SPOOK THE HORSES: Vice Magazine Debuts Single From New Zealand-Based Quintet; Rainmaker LP Preorders Available

As New Zealand’s three-guitar sextet, SPOOK THE HORSES, prepares their sophomore LP, Rainmaker, for release in less than a month, global media outlet, Vice Magazine, has released a new single from the textured post-doom/hardcore opus.

Engulfing over forty-six minutes, SPOOK THE HORSES‘ undulating post-hardcore and atmospheric metal shifts effortlessly between lacerating and sublime elements through eight dynamic movements on Rainmaker, the album tracked live at Studio Wellington by James Goldsmith (So So Modern, Die! Die! Die!), mixed in Melbourne, Australia by Sam Sproull (Shihad, Cairo Knife Fight, Gatherer) and mastered in Stockholm, Sweden by renowned engineer Magnus Lindberg (Cult of Luna, The Ocean, Kongh).

Explore SPOOK THE HORSES’ new single “Drought” courtesy of Vice Magazine at THIS LOCATION.

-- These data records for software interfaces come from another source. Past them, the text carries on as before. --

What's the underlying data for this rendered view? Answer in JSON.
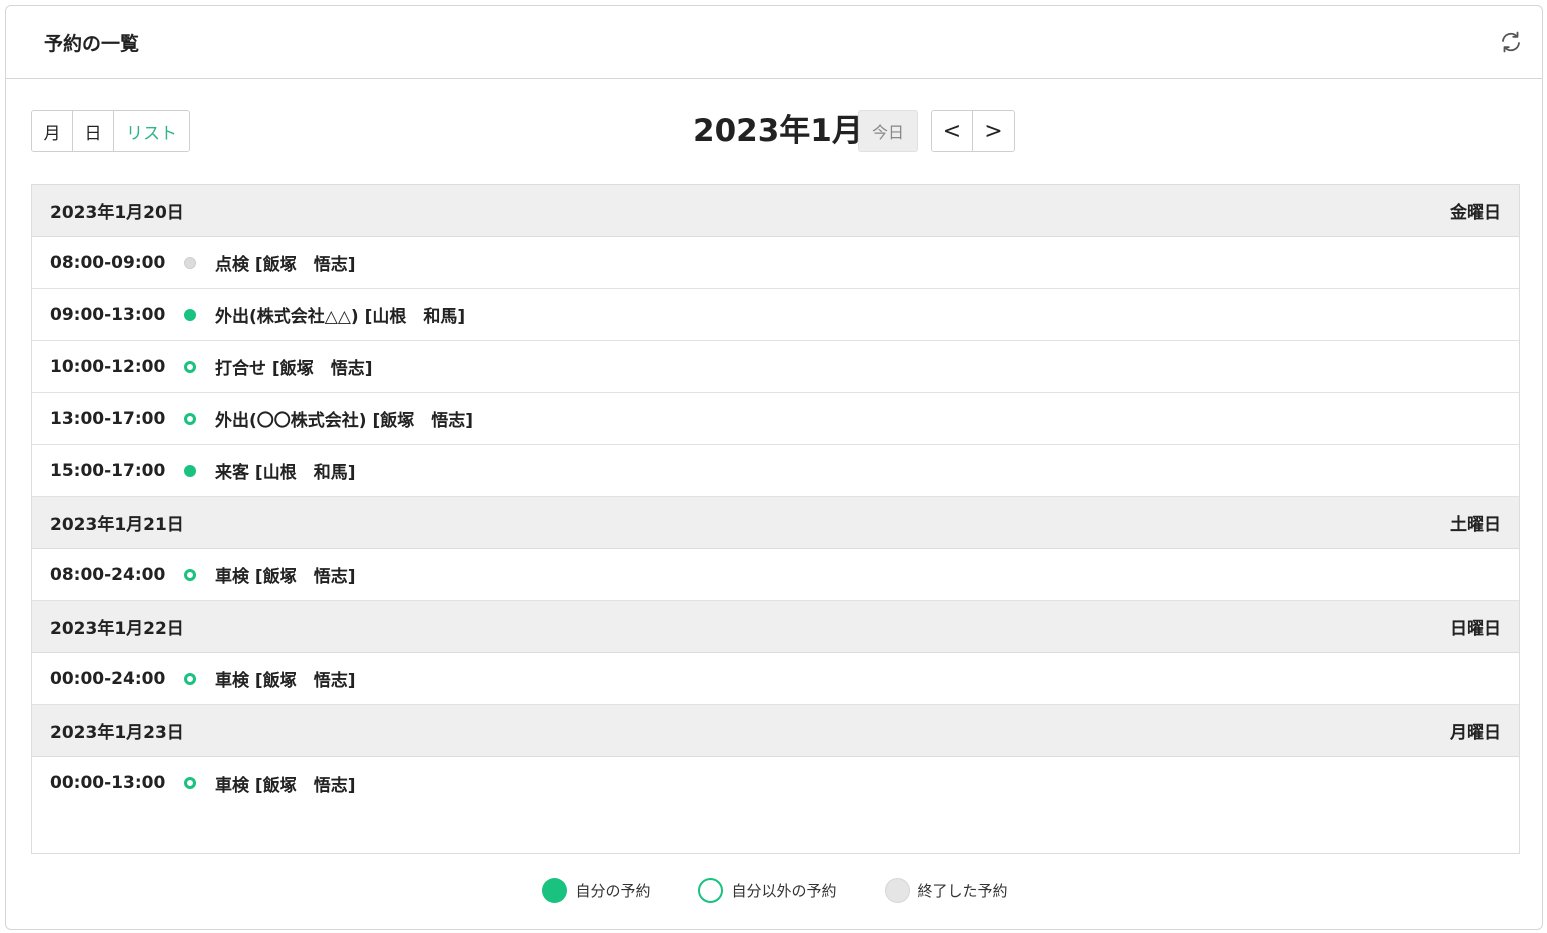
{
  "header": {
    "title": "予約の一覧",
    "refresh_icon": "refresh-icon"
  },
  "toolbar": {
    "views": [
      {
        "label": "月",
        "active": false
      },
      {
        "label": "日",
        "active": false
      },
      {
        "label": "リスト",
        "active": true
      }
    ],
    "period_title": "2023年1月",
    "today_label": "今日",
    "prev_label": "<",
    "next_label": ">"
  },
  "days": [
    {
      "date": "2023年1月20日",
      "weekday": "金曜日",
      "events": [
        {
          "time": "08:00-09:00",
          "status": "done",
          "title": "点検 [飯塚　悟志]"
        },
        {
          "time": "09:00-13:00",
          "status": "own",
          "title": "外出(株式会社△△) [山根　和馬]"
        },
        {
          "time": "10:00-12:00",
          "status": "other",
          "title": "打合せ [飯塚　悟志]"
        },
        {
          "time": "13:00-17:00",
          "status": "other",
          "title": "外出(〇〇株式会社) [飯塚　悟志]"
        },
        {
          "time": "15:00-17:00",
          "status": "own",
          "title": "来客 [山根　和馬]"
        }
      ]
    },
    {
      "date": "2023年1月21日",
      "weekday": "土曜日",
      "events": [
        {
          "time": "08:00-24:00",
          "status": "other",
          "title": "車検 [飯塚　悟志]"
        }
      ]
    },
    {
      "date": "2023年1月22日",
      "weekday": "日曜日",
      "events": [
        {
          "time": "00:00-24:00",
          "status": "other",
          "title": "車検 [飯塚　悟志]"
        }
      ]
    },
    {
      "date": "2023年1月23日",
      "weekday": "月曜日",
      "events": [
        {
          "time": "00:00-13:00",
          "status": "other",
          "title": "車検 [飯塚　悟志]"
        }
      ]
    }
  ],
  "legend": [
    {
      "status": "own",
      "label": "自分の予約"
    },
    {
      "status": "other",
      "label": "自分以外の予約"
    },
    {
      "status": "done",
      "label": "終了した予約"
    }
  ],
  "colors": {
    "accent": "#19c27f",
    "accent_text": "#2fb58c",
    "day_header_bg": "#efefef",
    "done_dot": "#dcdcdc"
  }
}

Rainmaker‘s fourth track, “Flood,” is also available for free download via BandCamp HERE.

The band will independently release Rainmaker worldwide on February 2nd. A beautiful deluxe vinyl package will be released on 180-gram wax in two different color schemes — the first 100 on bone with black and oxblood heavy splatter and 139 on red. All copies are hand numbered and every LP comes with three random prints from a total set of nine by Max Telfer, who is responsible for all of the band’s art. Preorders for the bone/splatter edition of Rainmaker are now live HERE. The red vinyl will be made available for the album’s street date.

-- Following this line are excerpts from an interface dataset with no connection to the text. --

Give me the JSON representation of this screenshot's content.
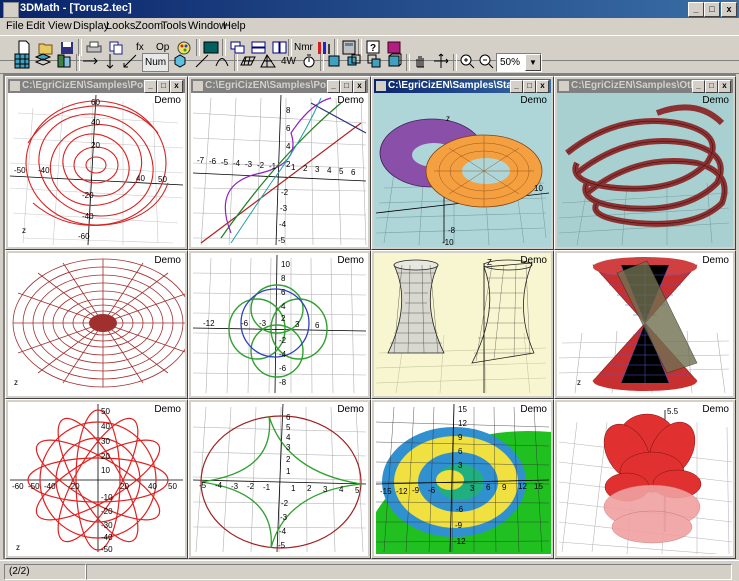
{
  "app": {
    "title": "3DMath - [Torus2.tec]"
  },
  "window_buttons": {
    "minimize": "_",
    "maximize": "□",
    "close": "x"
  },
  "menu": [
    "File",
    "Edit",
    "View",
    "Display",
    "Looks",
    "Zoom",
    "Tools",
    "Window",
    "Help"
  ],
  "toolbar": {
    "fx": "fx",
    "op": "Op",
    "nmr": "Nmr",
    "num": "Num",
    "fourw": "4W",
    "zoom_value": "50%"
  },
  "panels": [
    {
      "title": "C:\\EgriCizEN\\Samples\\Polar...",
      "active": false,
      "demo": "Demo"
    },
    {
      "title": "C:\\EgriCizEN\\Samples\\Polar...",
      "active": false,
      "demo": "Demo"
    },
    {
      "title": "C:\\EgriCizEN\\Samples\\Stage...",
      "active": true,
      "demo": "Demo"
    },
    {
      "title": "C:\\EgriCizEN\\Samples\\Other...",
      "active": false,
      "demo": "Demo"
    },
    {
      "title": "",
      "active": false,
      "demo": "Demo"
    },
    {
      "title": "",
      "active": false,
      "demo": "Demo"
    },
    {
      "title": "",
      "active": false,
      "demo": "Demo"
    },
    {
      "title": "",
      "active": false,
      "demo": "Demo"
    },
    {
      "title": "",
      "active": false,
      "demo": "Demo"
    },
    {
      "title": "",
      "active": false,
      "demo": "Demo"
    },
    {
      "title": "",
      "active": false,
      "demo": "Demo"
    },
    {
      "title": "",
      "active": false,
      "demo": "Demo"
    }
  ],
  "graph_labels": {
    "p1": [
      "60",
      "40",
      "20",
      "-40",
      "40",
      "-20",
      "-40",
      "-60",
      "50",
      "-50",
      "z"
    ],
    "p2": [
      "8",
      "6",
      "4",
      "2",
      "-7",
      "-6",
      "-5",
      "-4",
      "-3",
      "-2",
      "-1",
      "1",
      "2",
      "3",
      "4",
      "5",
      "6",
      "-2",
      "-3",
      "-4",
      "-5"
    ],
    "p3": [
      "10",
      "-8",
      "-10",
      "z"
    ],
    "p6": [
      "10",
      "8",
      "6",
      "4",
      "2",
      "-12",
      "-6",
      "-3",
      "3",
      "6",
      "-2",
      "-4",
      "-6",
      "-8"
    ],
    "p9": [
      "50",
      "40",
      "30",
      "20",
      "10",
      "-60",
      "-50",
      "-40",
      "-20",
      "20",
      "40",
      "50",
      "-10",
      "-20",
      "-30",
      "-40",
      "-50",
      "z"
    ],
    "p10": [
      "6",
      "5",
      "4",
      "3",
      "2",
      "1",
      "-5",
      "-4",
      "-3",
      "-2",
      "-1",
      "1",
      "2",
      "3",
      "4",
      "5",
      "-2",
      "-3",
      "-4",
      "-5"
    ],
    "p11": [
      "15",
      "12",
      "9",
      "6",
      "3",
      "-15",
      "-12",
      "-9",
      "-6",
      "3",
      "6",
      "9",
      "12",
      "15",
      "-6",
      "-9",
      "-12"
    ],
    "p12": [
      "5.5"
    ]
  },
  "status": {
    "page": "(2/2)"
  },
  "colors": {
    "title_active": "#0a246a",
    "mdi_bg": "#808080",
    "panel3_bg": "#aed6d8",
    "panel7_bg": "#f8f6d0"
  }
}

SPOOK THE HORSES has been performing the Rainmaker material live in advance of the album’s release, with the majority of their North Island 2014/15 tour dates completed before the holidays, the band will wrap up the latest tour mid-month, amidst announcements of further widespread tour actions as the band takes their immersive live set to new audiences abroad. Much more new info will be available in the coming days.

1/17/2014 The Cabana – Napier, NZ w/ Heterodox, Over-Population

If you’ve ever sat and watched darkening clouds eclipse the sun, then you’ll be familiar with the kind of portentous intensity SPOOK THE HORSES evokes on Rainmaker. Delivering mercurial, heavily textured post-hardcore of the highest order, the band has been soundtracking the apocalypse since 2009, the Wellington-based act’s epic suites imbued with strings, brass, synthesizers and the work of three guitarists. Crafting monumental hymns atop a percussive baseline saturated with sound, the spacious and ruminative passages threaded through their songs are as crucial as any outright aggression, as picturesque soundscapes, outbursts and scatterings of crestfallen vocals define their unique sound. SPOOK THE HORSES remains an amalgam of light and dark, crushing and fragile, and serene and seething, and the tone of Rainmaker signifies an evolution from the dense trio of guitars that defined their December 2011-released debut album, Brighter, into the arid and spacious; a descent to the dry, desperate earth.